For devotees of inkjet technology this printer will come as something of a shock. At last we have a near-viable alternative in the search to make economical photo-quality prints.
The colour laser jet, as in this exciting new A4 model from HP, will rock many boats, upsetting many apple carts. It’s the first colour laser that this reviewer has found which rivals high-quality inkjet printing at a reasonable price.
If you’re used to inkjets that are little larger than a pair of metro phone books, your first encounter with the HP Colour LaserJet 2605 will deliver something of a shock.
Almost as tall as a small bar fridge, the printer is no pygmy and weighs nearly 25 kilos. Oddly enough, it swallows very little desk space.
You can hook it up to a computer via a USB or Ethernet interface; additionally, there is a bunch of card slots located at the front of the printer allowing you to print directly from CompactFlash, SmartMedia, SD/MMC/reduced MMC, MS (and Pro) and xD-Picture Card types.
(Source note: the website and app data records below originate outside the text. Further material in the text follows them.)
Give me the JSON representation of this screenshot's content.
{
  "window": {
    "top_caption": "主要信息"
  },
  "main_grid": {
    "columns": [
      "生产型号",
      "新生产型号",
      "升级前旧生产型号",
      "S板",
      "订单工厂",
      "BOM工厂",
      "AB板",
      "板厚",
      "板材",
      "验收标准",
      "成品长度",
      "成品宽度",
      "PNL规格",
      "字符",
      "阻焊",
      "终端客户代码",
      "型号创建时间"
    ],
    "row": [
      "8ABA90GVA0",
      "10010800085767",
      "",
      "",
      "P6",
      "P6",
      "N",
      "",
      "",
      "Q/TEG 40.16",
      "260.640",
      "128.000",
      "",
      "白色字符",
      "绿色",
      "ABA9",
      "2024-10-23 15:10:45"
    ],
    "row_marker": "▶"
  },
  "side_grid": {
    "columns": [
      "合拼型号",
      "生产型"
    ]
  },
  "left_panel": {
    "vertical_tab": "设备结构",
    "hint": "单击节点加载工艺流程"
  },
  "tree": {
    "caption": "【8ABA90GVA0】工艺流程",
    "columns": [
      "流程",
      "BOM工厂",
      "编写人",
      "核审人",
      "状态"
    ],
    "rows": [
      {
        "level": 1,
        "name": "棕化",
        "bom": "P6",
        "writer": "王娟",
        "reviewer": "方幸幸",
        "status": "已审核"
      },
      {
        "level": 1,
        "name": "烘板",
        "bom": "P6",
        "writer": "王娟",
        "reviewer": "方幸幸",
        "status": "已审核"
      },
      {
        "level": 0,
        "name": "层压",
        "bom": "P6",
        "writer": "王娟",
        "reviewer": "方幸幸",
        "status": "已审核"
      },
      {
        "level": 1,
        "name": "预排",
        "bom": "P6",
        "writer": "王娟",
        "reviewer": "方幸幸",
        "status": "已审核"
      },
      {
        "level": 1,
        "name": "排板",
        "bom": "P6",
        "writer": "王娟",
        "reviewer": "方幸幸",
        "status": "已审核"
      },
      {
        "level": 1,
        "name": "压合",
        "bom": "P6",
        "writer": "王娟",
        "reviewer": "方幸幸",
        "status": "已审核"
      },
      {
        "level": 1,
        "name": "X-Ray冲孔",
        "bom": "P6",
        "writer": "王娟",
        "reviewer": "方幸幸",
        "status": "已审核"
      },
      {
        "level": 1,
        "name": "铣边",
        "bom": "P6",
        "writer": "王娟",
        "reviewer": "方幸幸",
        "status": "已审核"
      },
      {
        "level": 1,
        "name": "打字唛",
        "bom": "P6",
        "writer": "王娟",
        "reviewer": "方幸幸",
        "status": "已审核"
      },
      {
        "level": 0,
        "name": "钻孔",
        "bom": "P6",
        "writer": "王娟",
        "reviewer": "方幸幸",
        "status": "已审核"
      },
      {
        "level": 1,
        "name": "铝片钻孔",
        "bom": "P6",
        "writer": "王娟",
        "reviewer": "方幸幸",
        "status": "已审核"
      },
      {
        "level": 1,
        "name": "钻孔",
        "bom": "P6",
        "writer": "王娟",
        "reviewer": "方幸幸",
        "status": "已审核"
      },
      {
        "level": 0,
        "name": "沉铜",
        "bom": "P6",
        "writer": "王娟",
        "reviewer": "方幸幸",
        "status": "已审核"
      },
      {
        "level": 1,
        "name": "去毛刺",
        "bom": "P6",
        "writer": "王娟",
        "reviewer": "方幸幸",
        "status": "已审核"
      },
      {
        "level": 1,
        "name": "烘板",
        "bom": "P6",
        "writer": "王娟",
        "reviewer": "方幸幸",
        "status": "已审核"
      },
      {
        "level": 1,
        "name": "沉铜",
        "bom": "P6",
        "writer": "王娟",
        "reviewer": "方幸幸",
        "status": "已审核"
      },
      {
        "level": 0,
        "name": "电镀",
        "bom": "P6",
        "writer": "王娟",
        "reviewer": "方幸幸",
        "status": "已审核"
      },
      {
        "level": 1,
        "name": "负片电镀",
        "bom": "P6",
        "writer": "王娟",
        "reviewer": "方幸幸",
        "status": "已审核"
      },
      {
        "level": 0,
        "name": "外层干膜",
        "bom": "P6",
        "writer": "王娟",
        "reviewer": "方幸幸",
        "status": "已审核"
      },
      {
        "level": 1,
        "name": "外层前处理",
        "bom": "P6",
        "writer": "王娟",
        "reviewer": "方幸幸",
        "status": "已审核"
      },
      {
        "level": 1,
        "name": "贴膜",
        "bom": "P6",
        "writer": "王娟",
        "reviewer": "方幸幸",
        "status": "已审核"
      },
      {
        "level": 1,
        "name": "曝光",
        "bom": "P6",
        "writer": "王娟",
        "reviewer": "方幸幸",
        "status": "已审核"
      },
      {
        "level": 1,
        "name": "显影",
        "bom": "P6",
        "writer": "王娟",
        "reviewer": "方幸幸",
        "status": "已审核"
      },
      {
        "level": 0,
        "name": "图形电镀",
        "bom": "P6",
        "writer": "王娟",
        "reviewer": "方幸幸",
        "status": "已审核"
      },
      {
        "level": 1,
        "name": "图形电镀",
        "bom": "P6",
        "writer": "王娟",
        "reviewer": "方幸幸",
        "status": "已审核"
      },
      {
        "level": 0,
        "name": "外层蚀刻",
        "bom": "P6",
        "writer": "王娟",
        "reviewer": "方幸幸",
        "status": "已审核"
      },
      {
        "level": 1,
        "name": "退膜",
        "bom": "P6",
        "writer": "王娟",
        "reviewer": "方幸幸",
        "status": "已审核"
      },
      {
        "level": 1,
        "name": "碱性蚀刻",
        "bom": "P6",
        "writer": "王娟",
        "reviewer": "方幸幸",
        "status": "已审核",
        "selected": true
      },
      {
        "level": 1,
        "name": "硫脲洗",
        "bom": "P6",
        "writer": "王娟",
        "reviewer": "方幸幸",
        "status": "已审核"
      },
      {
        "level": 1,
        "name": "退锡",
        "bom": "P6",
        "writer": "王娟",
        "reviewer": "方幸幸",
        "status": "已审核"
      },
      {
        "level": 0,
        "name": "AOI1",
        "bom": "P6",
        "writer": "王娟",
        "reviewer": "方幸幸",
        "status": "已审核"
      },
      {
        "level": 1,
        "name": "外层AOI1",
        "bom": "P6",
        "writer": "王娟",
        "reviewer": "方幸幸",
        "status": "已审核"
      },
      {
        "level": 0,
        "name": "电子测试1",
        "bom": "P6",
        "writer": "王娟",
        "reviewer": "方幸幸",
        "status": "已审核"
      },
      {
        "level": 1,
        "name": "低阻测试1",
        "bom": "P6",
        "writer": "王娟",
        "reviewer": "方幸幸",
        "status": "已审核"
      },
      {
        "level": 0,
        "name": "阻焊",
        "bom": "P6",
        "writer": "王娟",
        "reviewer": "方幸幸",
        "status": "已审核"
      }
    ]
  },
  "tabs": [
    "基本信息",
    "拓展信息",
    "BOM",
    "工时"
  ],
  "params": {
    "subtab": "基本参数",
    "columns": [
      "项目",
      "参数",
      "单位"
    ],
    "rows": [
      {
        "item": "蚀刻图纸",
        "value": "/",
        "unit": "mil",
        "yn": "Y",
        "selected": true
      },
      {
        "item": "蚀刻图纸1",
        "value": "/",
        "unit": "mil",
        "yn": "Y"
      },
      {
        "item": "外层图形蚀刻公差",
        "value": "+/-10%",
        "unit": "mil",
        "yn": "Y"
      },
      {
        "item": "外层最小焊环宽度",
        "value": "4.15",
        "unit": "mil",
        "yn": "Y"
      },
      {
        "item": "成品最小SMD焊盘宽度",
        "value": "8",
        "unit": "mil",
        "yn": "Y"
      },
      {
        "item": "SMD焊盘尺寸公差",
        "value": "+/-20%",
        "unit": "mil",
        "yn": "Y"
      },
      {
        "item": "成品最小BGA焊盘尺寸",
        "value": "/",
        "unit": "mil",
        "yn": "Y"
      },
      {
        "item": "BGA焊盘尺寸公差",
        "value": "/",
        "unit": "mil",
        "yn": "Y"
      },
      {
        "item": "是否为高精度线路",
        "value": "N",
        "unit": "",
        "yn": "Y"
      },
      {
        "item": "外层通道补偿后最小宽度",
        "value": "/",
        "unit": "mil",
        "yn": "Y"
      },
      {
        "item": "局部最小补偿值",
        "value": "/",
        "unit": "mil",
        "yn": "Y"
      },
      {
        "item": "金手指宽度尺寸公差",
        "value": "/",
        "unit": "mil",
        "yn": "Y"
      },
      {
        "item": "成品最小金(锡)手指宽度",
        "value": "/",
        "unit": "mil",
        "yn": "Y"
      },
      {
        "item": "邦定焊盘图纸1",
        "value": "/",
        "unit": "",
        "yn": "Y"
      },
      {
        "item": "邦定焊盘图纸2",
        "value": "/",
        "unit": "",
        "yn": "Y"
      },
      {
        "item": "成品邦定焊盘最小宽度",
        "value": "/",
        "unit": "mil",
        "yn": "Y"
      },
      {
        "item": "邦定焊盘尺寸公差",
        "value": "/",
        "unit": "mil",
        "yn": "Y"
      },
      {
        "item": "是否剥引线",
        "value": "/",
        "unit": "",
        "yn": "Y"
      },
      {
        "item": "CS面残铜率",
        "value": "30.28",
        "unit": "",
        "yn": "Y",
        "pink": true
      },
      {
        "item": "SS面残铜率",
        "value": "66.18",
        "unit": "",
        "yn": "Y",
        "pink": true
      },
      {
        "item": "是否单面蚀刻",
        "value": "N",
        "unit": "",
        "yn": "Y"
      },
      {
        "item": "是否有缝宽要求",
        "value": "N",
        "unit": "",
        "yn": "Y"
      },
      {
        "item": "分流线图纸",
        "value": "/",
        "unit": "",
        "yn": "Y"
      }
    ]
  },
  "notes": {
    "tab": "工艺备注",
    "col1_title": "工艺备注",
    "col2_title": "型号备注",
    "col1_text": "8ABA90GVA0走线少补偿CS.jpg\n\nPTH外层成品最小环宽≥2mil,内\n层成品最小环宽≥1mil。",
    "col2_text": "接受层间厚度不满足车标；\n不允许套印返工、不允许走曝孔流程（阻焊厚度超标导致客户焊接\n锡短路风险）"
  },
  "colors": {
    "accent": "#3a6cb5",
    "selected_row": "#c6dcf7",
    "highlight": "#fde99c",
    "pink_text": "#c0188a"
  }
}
The printer is almost entirely ‘driven’ by accessing the smallish LCD panel on its top surface. There are few external buttons.
Paper is loaded from a holder in the printer’s base and pops out, after printing, onto a top shelf.
Besides the printer reviewed here, there are two other models, ranging down in price to $599; the other models have no memory card facility.
The resolution is 600 x 600 dpi and this model printer is one of two in the line-up that can accomplish two-sided printing. Up to 250 sheets of A4 media can be loaded, with paper weights of up to 220 gsm accepted.
Printing speed is up to 10 colour pages per minute, but this figure does not apply to full-colour A4 prints.
Let it be said that this is ‘different country’ and the printer performs quite differently to an inkjet.
The HP is quick: using the USB connection the print of a photo-quality image of around 20MB slid out of the printer in a little under three minutes, most of which was taken up by image processing.
Compare a good-quality inkjet and a colour laser print (as made by the HP) and you will see a subtle difference.
The testing was run using HP photo paper; the colour quality and definition of the laser printout was about the same as a good inkjet print. In passing? the HP also excels at monochrome!
The main difference is that the sharp-eyed will notice a dot screen in the laser print, roughly similar to that found in high-colour magazine reproduction.
The results on the photo paper and, equally, those prints made on ordinary office paper, were little short of phenomenal.
The HP 2650dtn is a serious rival to inkjet and, as HP claims, has arguably similar archival life for its prints.
The colour toner cartridges cost $140.86 each, while the black toner costs $129.95. Expect to get 2000 pages from a set.
Reviewer: Byer Gair